It is essential that costs should not be a deterrent when use is sought of the eventual Act. As my hon. Friend says, some time will pass before that Act is on the statute book. It is important that we continue our efforts as a Government to be more open. We shall be encouraging the flexible use of the code. I am encouraging my colleagues to be more proactive about the release of information. Right hon. and hon. Members may have noticed that yesterday we took an opportunity to show our commitment to openness by releasing MI5 documents from the Public Record Office.
Does the Minister accept that freedom of information itself is necessarily no panacea for better government? What arrangements does he intend to make for the advice that is given by officials to Ministers? Will that advice be subject to the same rules, or is he intending to alter them and thus make it likely that officials will restrain themselves in giving full and frank advice?
It is quite clear to us that open government is part of modern government and good government. I have already made the point that, at some time, one has to make a balanced judgment between openness, which informs our citizens, and confidentiality, which is essential to the workings of government. We feel that our responsibility is to provide good government, and we certainly intend to ensure that we get that balance right.
What are the principal provisions of the contracts of special advisers; and what steps he is taking to ensure that they do not undermine the integrity and impartiality of the civil service. 

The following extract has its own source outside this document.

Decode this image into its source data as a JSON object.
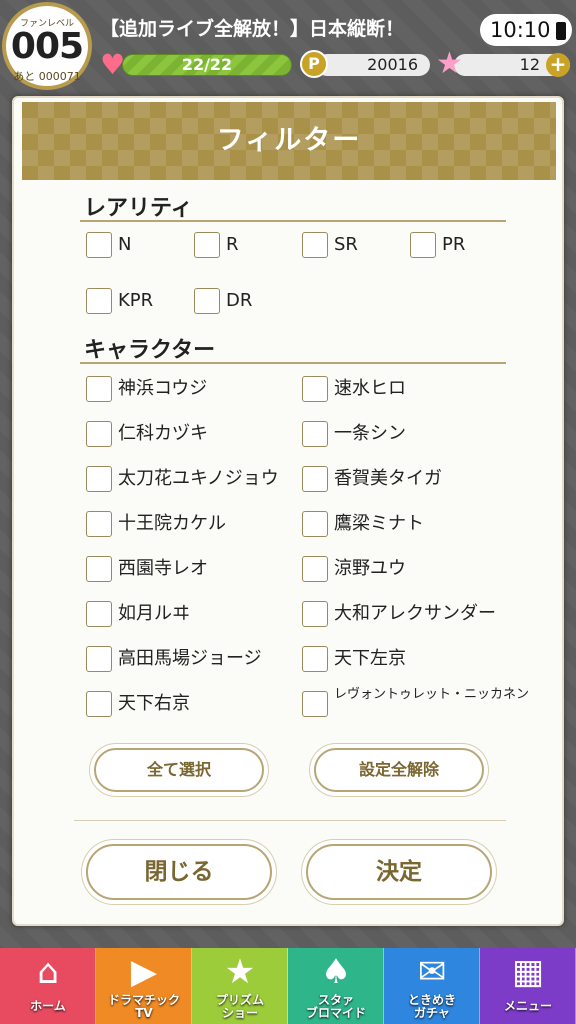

The model contract for special advisers sets out the terms and conditions under which they are employed. For the first time under this Government a copy was placed in the Library of the House in June. It distinguishes clearly the role and responsibilities of special advisers and reinforces the integrity and impartiality of the permanent civil service.
I thank the right hon. Gentleman for that reply. What action is he taking to ensure that, where statements by special advisers are dishonest, misleading and inaccurate, disciplinary action is taken? I refer in particular to matters relating to the Chancellor of the Exchequer. Is it not important that the traditional professionalism of the civil service is in no way undermined by the activities of special advisers?
It is absolutely essential that the political neutrality and integrity of the civil service is maintained. The draft contracts make that quite clear. They also lay out quite specifically the terms and conditions under which the special advisers operate, and make it quite clear that they can be more free in speaking to the press on political matters.